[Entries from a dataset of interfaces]
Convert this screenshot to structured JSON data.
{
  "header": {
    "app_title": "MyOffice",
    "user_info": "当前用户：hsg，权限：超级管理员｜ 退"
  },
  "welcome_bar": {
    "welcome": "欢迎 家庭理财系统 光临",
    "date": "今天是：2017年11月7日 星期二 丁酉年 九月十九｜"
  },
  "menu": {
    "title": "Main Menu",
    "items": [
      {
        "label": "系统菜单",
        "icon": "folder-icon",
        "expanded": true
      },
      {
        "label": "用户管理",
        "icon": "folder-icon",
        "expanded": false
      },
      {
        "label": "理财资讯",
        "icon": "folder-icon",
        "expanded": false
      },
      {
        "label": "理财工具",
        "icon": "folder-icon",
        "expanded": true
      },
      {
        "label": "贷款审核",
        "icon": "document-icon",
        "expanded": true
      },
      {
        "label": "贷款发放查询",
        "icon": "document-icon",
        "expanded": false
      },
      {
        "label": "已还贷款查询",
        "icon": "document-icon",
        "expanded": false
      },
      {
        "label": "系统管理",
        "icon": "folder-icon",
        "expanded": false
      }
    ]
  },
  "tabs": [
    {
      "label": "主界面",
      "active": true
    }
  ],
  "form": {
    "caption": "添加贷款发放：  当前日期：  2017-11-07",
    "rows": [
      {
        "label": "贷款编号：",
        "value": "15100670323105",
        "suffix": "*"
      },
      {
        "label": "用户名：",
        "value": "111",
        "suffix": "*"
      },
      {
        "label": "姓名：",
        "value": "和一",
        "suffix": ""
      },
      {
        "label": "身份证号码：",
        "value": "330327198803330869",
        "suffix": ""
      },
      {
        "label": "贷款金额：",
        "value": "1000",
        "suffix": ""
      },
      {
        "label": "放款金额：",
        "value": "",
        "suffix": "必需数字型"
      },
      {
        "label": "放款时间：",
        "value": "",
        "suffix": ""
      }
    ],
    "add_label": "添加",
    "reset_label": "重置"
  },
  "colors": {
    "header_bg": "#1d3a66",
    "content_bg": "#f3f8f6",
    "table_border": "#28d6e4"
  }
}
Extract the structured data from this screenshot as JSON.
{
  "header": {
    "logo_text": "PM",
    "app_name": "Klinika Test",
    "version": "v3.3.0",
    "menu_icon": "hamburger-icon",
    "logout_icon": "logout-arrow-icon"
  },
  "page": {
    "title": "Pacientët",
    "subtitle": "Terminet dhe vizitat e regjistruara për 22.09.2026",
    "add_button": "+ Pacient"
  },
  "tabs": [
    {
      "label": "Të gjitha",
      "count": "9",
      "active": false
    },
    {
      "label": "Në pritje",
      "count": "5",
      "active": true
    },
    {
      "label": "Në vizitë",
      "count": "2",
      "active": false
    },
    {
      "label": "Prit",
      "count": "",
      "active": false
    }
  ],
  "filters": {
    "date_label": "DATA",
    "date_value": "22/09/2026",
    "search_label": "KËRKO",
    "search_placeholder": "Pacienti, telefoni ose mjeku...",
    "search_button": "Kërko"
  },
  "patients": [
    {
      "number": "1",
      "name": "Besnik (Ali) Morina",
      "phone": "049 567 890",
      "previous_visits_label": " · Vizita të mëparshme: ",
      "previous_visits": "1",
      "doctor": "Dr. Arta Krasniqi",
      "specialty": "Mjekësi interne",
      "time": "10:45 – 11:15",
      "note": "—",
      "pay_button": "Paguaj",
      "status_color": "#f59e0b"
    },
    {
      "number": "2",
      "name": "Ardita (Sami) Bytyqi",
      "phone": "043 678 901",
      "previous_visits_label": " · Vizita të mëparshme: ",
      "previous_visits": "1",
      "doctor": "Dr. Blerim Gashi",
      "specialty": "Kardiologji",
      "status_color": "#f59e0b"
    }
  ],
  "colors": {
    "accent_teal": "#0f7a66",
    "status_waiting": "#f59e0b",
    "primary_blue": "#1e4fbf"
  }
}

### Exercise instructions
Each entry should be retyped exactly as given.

### Output of the task
Convert this screenshot to structured JSON data.
{
  "header": {
    "app_title": "MyOffice",
    "user_info": "当前用户：hsg，权限：超级管理员｜ 退"
  },
  "welcome_bar": {
    "welcome": "欢迎 家庭理财系统 光临",
    "date": "今天是：2017年11月7日 星期二 丁酉年 九月十九｜"
  },
  "menu": {
    "title": "Main Menu",
    "items": [
      {
        "label": "系统菜单",
        "icon": "folder-icon",
        "expanded": true
      },
      {
        "label": "用户管理",
        "icon": "folder-icon",
        "expanded": false
      },
      {
        "label": "理财资讯",
        "icon": "folder-icon",
        "expanded": false
      },
      {
        "label": "理财工具",
        "icon": "folder-icon",
        "expanded": true
      },
      {
        "label": "贷款审核",
        "icon": "document-icon",
        "expanded": true
      },
      {
        "label": "贷款发放查询",
        "icon": "document-icon",
        "expanded": false
      },
      {
        "label": "已还贷款查询",
        "icon": "document-icon",
        "expanded": false
      },
      {
        "label": "系统管理",
        "icon": "folder-icon",
        "expanded": false
      }
    ]
  },
  "tabs": [
    {
      "label": "主界面",
      "active": true
    }
  ],
  "form": {
    "caption": "添加贷款发放：  当前日期：  2017-11-07",
    "rows": [
      {
        "label": "贷款编号：",
        "value": "15100670323105",
        "suffix": "*"
      },
      {
        "label": "用户名：",
        "value": "111",
        "suffix": "*"
      },
      {
        "label": "姓名：",
        "value": "和一",
        "suffix": ""
      },
      {
        "label": "身份证号码：",
        "value": "330327198803330869",
        "suffix": ""
      },
      {
        "label": "贷款金额：",
        "value": "1000",
        "suffix": ""
      },
      {
        "label": "放款金额：",
        "value": "",
        "suffix": "必需数字型"
      },
      {
        "label": "放款时间：",
        "value": "",
        "suffix": ""
      }
    ],
    "add_label": "添加",
    "reset_label": "重置"
  },
  "colors": {
    "header_bg": "#1d3a66",
    "content_bg": "#f3f8f6",
    "table_border": "#28d6e4"
  }
}
Extract the structured data from this screenshot as JSON.
{
  "header": {
    "logo_text": "PM",
    "app_name": "Klinika Test",
    "version": "v3.3.0",
    "menu_icon": "hamburger-icon",
    "logout_icon": "logout-arrow-icon"
  },
  "page": {
    "title": "Pacientët",
    "subtitle": "Terminet dhe vizitat e regjistruara për 22.09.2026",
    "add_button": "+ Pacient"
  },
  "tabs": [
    {
      "label": "Të gjitha",
      "count": "9",
      "active": false
    },
    {
      "label": "Në pritje",
      "count": "5",
      "active": true
    },
    {
      "label": "Në vizitë",
      "count": "2",
      "active": false
    },
    {
      "label": "Prit",
      "count": "",
      "active": false
    }
  ],
  "filters": {
    "date_label": "DATA",
    "date_value": "22/09/2026",
    "search_label": "KËRKO",
    "search_placeholder": "Pacienti, telefoni ose mjeku...",
    "search_button": "Kërko"
  },
  "patients": [
    {
      "number": "1",
      "name": "Besnik (Ali) Morina",
      "phone": "049 567 890",
      "previous_visits_label": " · Vizita të mëparshme: ",
      "previous_visits": "1",
      "doctor": "Dr. Arta Krasniqi",
      "specialty": "Mjekësi interne",
      "time": "10:45 – 11:15",
      "note": "—",
      "pay_button": "Paguaj",
      "status_color": "#f59e0b"
    },
    {
      "number": "2",
      "name": "Ardita (Sami) Bytyqi",
      "phone": "043 678 901",
      "previous_visits_label": " · Vizita të mëparshme: ",
      "previous_visits": "1",
      "doctor": "Dr. Blerim Gashi",
      "specialty": "Kardiologji",
      "status_color": "#f59e0b"
    }
  ],
  "colors": {
    "accent_teal": "#0f7a66",
    "status_waiting": "#f59e0b",
    "primary_blue": "#1e4fbf"
  }
}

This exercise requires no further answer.